Data about app and page elements
++++++++++

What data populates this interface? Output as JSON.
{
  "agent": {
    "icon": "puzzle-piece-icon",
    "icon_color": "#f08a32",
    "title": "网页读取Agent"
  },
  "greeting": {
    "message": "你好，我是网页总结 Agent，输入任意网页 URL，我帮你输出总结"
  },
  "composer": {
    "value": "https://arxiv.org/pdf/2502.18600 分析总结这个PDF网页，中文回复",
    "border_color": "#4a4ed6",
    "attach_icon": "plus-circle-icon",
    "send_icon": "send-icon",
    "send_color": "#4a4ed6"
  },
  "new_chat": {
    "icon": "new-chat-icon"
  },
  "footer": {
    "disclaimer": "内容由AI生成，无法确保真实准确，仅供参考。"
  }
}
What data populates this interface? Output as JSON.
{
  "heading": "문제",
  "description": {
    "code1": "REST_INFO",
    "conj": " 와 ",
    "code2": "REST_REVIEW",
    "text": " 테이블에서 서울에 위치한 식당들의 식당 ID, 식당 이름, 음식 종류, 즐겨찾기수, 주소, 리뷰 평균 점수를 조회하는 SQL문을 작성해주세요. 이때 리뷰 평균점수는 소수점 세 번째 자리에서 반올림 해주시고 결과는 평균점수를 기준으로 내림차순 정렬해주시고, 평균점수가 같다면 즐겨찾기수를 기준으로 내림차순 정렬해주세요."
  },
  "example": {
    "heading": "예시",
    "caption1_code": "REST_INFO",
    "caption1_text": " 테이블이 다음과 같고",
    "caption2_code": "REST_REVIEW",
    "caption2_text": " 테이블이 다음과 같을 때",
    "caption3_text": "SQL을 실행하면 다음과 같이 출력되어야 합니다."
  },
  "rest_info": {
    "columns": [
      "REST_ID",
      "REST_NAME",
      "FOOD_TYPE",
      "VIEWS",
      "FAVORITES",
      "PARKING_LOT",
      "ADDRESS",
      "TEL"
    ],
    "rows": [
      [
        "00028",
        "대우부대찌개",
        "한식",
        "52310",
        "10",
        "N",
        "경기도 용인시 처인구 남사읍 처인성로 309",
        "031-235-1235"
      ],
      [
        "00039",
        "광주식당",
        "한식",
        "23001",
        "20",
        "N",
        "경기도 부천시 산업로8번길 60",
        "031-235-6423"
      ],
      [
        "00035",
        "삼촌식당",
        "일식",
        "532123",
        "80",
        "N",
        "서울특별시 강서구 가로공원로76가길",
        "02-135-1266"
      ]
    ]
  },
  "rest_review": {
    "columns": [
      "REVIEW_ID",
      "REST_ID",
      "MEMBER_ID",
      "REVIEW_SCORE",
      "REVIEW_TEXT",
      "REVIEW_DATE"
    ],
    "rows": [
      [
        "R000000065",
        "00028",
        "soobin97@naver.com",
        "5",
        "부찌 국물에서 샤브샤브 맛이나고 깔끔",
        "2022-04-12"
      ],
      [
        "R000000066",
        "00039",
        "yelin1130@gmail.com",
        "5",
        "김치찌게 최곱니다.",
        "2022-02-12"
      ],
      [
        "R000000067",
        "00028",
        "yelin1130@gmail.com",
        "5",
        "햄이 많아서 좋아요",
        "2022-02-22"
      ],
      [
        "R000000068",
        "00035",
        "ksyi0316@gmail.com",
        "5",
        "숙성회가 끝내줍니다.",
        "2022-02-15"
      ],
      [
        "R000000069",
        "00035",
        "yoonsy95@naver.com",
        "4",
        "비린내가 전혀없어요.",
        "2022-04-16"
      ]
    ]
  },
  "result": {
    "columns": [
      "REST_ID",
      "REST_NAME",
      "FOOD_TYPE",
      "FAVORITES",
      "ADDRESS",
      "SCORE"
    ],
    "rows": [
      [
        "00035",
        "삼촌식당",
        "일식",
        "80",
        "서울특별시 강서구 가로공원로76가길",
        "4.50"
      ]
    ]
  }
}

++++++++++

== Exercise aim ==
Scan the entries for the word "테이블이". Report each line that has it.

== Task solution ==
    "caption1_text": " 테이블이 다음과 같고",
    "caption2_text": " 테이블이 다음과 같을 때",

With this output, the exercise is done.